“People really do tweet about everything, and conversations about vaccines are no exception,” David Broniatowski, PhD, assistant professor in the School of Engineering and Applied Science at the George Washington University, in a press release. “Parents and patients freely share their fears and concerns about vaccines. While it typically takes years to collect meaningful information about why people refuse vaccines, using surveys and searching Twitter brings immediate results.”

Targeted Twitter searches

The study will involve a combination of Twitter searches and conventional survey approaches to evaluate the reasons for vaccine refusal, and analyze variations in refusal patterns between different demographics and communities. The study is particularly topical in light of the severity of the current flu seasons, as well as recent outbreaks of vaccine-preventable illnesses such as measles, which has re-emerged in 17 states and the District of Columbia. Mumps has also been reported among players in the National Hockey League.

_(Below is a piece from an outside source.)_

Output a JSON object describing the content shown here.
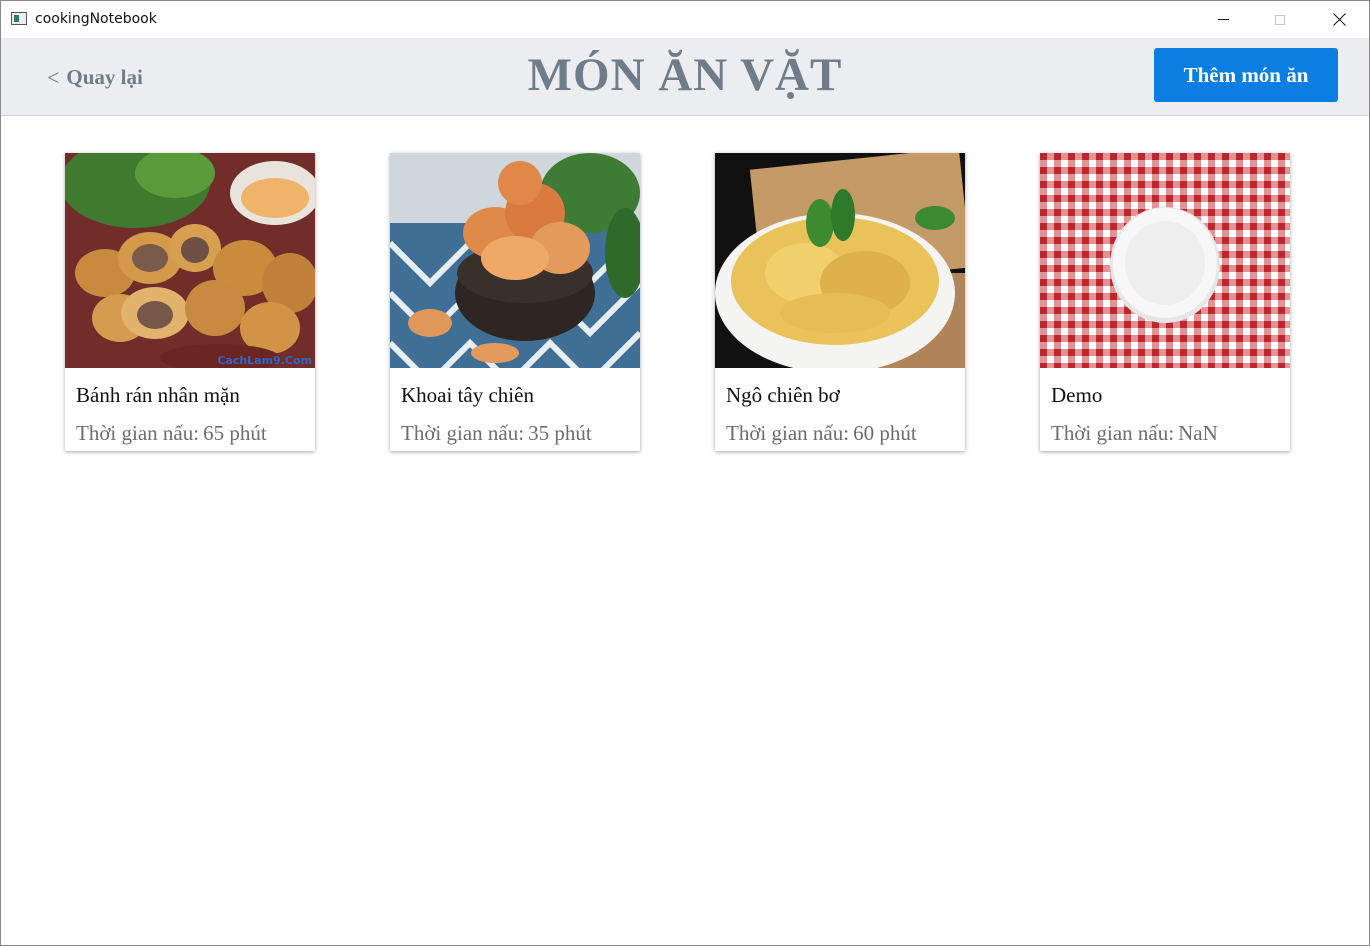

According to researcher Karen Hilyard, PhD, assistant professor at the College of Public Health at the University of Georgia, the study’s combination of traditional surveys and Twitter data is likely to offer a diverse representation of different demographics.

“Survey data tend to draw from older, white, rural households, whereas younger, urban minorities are overrepresented on Twitter," Hilyard said in the press release. "These two techniques complement each other perfectly.”

The researchers will conduct targeted Twitter searches for attitudes about vaccine refusal or hesitancy using new computer algorithms being developed by researcher Mark Dredze, PhD, assistant research professor at Johns Hopkins University.

“We hope to gain insights into people’s reasoning about vaccines by automatically processing millions of Twitter messages,” Dredze said in the release.

The study is funded by a 5-year, $1.6 million grant from the National Institute of General Medical Sciences of the National Institutes of Health. Since receiving the grant last month, Broniatowski, Hilyard and Dredze have begun assessing millions of tweets to collect data on attitudes about flu vaccination. After identifying tweets pertaining to vaccination, they geo-located the messages and analyzed their findings in relation to data from the CDC’s Behavior Risk Factor Surveillance System. They found that states with more residents who underwent flu vaccination also had a higher number of tweets reflecting vaccine-positive attitudes.

Twitter makes surveys easier

“This was really surprising and exciting,” Hilyard said in the press release.  “It shows that we can get this type of information from Twitter faster, cheaper and more easily. Frankly, it's a game changer when it comes to health surveys, especially as we dig deeper to examine more complex attitudes and beliefs among different demographic groups.”

Extracting real-time data on vaccine attitudes from social media will be useful in helping health officials to respond more quickly to the next outbreak, and will expedite necessary research into vaccine refusal and hesitancy.

“The dream would be to get ahead of the next outbreak,” Broniatowski said in the press release. “How can we take what we learn here and better educate parents about the merits of vaccines and other public health decisions that seem risky? If we could do that, then hopefully we'd be able to prevent the next measles outbreak.”

Other researchers in the study include Eili Klein, PhD, assistant professor at the Johns Hopkins School of Medicine; Joshua Epstein, PhD, professor of emergency medicine at Johns Hopkins, and Sandra Quinn, PhD, professor of family science at the University of Maryland.